Problem to work on
Copy every line from the data below in which the string "Service" can be found.

Data to examine
--- START ---

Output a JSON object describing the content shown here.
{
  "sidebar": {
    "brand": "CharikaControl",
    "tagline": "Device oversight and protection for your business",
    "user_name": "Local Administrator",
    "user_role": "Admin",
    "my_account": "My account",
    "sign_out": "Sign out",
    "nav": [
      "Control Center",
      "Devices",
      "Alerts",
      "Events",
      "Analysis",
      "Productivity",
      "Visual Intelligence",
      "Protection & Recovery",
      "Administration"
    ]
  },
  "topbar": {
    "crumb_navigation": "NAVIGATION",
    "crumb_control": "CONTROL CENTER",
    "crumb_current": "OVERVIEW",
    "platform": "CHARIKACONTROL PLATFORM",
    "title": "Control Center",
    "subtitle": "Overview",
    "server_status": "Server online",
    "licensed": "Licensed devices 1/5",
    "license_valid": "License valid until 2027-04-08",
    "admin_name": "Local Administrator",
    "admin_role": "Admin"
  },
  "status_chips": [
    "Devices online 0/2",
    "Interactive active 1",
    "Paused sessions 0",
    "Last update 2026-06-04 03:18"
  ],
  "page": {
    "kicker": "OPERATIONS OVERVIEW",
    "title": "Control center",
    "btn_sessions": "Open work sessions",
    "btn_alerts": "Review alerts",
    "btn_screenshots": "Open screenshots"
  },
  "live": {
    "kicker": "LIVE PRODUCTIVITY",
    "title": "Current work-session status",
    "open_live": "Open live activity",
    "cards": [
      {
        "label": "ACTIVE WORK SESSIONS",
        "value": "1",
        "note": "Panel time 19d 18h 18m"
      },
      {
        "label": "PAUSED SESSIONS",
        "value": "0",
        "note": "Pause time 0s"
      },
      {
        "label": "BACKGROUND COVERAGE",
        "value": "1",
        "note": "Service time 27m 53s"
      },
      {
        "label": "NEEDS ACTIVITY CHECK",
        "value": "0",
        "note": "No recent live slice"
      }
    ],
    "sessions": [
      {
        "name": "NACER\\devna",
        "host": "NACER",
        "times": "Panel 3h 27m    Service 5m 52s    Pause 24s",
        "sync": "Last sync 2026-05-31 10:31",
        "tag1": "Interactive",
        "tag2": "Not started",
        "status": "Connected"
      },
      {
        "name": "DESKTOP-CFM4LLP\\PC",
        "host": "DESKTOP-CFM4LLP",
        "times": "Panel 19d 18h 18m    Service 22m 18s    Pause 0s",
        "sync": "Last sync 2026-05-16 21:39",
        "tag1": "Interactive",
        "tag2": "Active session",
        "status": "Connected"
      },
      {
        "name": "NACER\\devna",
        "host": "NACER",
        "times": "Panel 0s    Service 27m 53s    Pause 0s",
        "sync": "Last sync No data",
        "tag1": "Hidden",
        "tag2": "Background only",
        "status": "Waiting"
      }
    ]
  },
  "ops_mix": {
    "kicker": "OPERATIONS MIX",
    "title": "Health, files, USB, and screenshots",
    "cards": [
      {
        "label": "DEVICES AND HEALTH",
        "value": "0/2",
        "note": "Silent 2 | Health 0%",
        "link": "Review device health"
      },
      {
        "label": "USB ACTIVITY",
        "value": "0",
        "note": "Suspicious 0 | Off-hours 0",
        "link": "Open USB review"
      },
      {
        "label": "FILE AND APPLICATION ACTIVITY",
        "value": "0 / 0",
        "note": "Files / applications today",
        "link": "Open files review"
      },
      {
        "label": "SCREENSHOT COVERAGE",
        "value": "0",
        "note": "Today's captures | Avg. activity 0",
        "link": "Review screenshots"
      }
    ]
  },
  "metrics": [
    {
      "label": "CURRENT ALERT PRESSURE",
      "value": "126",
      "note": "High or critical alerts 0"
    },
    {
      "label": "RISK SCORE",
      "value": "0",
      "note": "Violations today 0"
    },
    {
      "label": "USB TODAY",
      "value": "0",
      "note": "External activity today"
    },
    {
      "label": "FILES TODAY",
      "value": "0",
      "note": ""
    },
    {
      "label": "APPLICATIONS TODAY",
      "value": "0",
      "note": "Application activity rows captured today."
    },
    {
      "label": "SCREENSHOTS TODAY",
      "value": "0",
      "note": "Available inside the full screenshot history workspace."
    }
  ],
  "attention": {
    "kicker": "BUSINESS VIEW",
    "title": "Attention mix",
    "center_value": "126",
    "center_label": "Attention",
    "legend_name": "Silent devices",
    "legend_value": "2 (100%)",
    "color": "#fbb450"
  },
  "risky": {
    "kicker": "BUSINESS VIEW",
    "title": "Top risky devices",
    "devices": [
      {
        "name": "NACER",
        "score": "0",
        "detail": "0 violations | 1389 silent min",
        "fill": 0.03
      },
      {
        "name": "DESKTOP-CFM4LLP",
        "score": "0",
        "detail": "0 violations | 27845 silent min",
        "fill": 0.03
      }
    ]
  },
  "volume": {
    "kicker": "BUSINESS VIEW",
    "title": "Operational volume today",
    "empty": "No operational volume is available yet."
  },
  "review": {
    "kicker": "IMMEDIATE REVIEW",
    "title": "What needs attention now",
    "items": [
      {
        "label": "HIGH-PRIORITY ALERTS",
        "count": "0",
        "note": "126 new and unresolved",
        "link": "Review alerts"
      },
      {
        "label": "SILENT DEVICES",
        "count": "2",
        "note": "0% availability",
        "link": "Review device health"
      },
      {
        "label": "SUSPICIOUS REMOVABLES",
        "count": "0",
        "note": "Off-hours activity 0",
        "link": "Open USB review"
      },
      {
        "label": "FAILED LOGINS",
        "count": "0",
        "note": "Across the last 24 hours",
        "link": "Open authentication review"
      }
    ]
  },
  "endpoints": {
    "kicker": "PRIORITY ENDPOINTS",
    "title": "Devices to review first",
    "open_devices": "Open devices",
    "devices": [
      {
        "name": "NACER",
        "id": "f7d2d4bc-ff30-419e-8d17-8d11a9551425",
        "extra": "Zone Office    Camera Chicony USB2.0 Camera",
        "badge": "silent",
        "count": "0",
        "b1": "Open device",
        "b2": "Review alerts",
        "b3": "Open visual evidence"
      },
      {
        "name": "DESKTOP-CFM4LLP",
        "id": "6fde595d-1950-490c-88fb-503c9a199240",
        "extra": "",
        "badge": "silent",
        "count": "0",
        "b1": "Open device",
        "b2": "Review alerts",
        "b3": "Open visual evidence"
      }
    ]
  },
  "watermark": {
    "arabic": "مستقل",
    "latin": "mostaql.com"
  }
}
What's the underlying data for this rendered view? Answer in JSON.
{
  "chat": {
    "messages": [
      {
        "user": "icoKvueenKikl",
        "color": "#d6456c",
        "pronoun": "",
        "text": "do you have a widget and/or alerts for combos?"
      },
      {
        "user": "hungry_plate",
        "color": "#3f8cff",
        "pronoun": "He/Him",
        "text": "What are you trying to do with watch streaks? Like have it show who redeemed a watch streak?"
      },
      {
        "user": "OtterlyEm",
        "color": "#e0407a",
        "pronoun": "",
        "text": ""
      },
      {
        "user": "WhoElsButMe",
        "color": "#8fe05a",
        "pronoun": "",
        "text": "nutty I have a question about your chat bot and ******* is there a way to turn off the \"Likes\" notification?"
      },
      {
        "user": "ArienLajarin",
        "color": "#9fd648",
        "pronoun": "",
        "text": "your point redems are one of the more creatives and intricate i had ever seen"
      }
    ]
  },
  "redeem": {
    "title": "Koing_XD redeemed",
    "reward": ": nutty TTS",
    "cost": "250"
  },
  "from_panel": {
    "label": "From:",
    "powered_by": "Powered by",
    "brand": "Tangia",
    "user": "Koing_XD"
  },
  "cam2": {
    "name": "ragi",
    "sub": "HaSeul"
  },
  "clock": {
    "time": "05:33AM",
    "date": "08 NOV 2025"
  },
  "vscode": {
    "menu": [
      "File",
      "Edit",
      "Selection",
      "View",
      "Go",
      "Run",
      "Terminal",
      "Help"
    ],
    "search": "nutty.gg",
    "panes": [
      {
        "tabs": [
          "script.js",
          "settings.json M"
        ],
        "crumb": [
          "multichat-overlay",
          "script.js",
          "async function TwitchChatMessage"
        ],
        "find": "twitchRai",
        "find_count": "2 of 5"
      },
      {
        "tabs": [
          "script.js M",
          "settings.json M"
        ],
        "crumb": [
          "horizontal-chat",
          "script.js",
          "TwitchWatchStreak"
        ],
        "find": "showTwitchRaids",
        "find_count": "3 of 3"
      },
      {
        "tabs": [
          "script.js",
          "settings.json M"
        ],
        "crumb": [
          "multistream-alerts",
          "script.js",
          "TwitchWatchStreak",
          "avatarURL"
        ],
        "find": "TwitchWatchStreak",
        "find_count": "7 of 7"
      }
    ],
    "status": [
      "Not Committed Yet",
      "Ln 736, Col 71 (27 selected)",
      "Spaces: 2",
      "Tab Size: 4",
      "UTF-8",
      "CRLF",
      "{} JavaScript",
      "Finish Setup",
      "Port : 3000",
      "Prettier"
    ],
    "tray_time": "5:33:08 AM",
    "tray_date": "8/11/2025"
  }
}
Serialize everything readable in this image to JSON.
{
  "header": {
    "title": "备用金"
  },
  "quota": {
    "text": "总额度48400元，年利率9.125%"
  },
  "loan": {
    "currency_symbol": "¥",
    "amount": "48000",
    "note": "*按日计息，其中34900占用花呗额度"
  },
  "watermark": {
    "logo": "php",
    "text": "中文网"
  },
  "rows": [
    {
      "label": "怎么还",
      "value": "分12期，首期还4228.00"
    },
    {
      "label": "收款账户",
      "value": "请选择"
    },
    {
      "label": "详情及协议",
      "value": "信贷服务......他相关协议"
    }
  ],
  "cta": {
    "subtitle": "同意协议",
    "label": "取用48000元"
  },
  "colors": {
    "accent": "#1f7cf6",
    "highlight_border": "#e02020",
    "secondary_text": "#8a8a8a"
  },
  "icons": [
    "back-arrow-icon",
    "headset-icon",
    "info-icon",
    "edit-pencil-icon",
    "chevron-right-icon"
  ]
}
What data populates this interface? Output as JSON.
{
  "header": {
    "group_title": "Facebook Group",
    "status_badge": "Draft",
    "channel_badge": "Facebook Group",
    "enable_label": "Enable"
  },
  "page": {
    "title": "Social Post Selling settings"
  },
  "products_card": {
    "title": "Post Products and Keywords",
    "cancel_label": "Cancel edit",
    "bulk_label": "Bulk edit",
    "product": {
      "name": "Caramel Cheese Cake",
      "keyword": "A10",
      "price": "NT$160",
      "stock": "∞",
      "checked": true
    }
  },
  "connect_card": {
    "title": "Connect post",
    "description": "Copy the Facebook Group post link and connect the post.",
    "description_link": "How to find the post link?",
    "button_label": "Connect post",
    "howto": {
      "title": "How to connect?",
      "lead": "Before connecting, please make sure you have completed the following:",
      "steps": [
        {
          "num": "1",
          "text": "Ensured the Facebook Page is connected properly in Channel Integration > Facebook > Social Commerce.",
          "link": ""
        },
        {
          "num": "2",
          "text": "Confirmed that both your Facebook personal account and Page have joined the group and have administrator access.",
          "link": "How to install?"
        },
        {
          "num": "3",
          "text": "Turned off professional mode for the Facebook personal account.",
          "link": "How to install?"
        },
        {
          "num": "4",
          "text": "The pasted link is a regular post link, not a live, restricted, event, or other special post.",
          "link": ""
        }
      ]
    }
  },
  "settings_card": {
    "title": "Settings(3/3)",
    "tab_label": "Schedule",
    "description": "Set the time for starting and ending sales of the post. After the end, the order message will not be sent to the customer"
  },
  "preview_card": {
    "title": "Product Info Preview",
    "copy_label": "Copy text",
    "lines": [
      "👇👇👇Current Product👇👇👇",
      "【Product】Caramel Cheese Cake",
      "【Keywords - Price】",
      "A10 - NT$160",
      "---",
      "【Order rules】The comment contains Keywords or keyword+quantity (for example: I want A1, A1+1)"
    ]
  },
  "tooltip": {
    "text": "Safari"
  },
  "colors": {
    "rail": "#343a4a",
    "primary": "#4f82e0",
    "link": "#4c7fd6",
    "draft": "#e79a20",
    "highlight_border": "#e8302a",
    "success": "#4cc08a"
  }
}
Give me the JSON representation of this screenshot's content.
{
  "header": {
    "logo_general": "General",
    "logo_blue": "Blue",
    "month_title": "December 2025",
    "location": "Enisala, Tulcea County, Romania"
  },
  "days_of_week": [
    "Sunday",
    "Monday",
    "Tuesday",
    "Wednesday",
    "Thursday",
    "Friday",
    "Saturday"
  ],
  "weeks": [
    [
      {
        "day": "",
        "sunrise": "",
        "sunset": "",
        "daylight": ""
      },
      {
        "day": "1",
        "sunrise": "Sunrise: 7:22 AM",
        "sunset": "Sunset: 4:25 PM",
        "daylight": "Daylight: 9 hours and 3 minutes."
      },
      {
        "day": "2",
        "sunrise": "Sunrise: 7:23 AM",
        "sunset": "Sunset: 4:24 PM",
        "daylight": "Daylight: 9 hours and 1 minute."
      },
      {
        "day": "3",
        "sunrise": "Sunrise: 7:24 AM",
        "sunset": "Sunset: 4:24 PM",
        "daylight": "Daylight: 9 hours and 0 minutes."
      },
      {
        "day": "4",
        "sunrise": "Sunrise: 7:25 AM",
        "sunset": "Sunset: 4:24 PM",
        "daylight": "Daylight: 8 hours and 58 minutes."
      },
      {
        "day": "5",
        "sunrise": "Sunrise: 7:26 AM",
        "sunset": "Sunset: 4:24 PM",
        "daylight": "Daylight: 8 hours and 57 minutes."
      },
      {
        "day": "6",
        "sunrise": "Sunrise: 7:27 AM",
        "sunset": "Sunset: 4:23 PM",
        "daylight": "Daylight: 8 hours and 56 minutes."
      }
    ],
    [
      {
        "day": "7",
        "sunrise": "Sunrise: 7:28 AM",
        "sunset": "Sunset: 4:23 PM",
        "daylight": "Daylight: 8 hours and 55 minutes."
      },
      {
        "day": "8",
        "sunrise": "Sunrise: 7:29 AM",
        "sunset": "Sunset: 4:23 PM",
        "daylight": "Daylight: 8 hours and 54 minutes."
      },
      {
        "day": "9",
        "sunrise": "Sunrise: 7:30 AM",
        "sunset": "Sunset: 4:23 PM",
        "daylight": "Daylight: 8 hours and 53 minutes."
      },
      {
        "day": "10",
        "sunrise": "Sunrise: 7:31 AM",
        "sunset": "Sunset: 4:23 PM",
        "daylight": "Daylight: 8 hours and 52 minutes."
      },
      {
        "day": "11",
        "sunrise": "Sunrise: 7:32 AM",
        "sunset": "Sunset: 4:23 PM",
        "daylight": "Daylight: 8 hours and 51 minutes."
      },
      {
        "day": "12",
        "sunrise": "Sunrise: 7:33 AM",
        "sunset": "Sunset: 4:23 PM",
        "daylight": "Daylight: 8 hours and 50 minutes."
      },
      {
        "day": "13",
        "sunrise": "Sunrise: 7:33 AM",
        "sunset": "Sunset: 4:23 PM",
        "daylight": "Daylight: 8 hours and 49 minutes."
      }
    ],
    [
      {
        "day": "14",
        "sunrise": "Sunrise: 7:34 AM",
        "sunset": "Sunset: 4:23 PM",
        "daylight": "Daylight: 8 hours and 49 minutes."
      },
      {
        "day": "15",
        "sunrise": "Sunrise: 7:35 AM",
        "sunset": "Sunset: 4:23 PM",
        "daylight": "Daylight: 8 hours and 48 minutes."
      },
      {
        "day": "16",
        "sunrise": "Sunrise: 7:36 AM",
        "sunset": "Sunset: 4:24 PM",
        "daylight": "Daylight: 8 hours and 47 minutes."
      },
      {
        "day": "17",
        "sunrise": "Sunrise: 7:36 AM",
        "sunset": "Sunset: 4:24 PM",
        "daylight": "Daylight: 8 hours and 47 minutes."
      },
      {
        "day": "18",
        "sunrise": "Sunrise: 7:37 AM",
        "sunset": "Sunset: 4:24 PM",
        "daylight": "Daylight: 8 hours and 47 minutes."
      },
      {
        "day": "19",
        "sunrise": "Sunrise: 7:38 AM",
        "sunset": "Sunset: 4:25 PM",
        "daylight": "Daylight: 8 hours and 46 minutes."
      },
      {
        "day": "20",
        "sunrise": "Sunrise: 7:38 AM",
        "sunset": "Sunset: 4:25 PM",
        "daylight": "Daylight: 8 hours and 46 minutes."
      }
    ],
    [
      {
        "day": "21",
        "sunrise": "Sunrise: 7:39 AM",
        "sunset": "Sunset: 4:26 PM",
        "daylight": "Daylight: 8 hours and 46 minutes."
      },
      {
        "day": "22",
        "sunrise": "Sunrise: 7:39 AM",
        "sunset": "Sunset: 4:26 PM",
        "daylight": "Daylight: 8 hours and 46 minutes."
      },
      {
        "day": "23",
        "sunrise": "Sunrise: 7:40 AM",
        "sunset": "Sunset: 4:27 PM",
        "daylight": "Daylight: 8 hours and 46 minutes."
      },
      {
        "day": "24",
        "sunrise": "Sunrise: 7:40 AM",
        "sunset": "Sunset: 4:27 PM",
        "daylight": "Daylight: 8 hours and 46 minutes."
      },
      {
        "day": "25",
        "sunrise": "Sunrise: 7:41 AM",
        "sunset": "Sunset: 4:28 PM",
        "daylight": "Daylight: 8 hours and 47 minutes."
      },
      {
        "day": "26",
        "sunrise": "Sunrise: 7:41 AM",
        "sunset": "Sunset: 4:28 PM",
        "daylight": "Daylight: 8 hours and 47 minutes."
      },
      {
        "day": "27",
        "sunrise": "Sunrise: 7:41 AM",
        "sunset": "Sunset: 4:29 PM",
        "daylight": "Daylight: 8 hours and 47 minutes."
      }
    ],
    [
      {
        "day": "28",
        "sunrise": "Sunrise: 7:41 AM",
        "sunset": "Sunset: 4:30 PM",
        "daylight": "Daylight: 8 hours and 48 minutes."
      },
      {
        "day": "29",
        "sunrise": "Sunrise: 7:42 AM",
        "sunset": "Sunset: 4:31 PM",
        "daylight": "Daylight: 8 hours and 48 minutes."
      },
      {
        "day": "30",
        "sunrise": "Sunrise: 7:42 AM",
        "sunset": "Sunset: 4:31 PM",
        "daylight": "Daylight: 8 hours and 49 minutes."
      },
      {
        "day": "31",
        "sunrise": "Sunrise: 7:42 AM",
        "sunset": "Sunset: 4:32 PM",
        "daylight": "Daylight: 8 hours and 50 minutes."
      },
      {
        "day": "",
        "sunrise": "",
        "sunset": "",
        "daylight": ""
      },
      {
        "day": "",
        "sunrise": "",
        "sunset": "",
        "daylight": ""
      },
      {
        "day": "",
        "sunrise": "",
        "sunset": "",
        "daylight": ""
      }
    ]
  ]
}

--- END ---

Result for this exercise
        "note": "Service time 27m 53s"
        "times": "Panel 3h 27m    Service 5m 52s    Pause 24s",
        "times": "Panel 19d 18h 18m    Service 22m 18s    Pause 0s",
        "times": "Panel 0s    Service 27m 53s    Pause 0s",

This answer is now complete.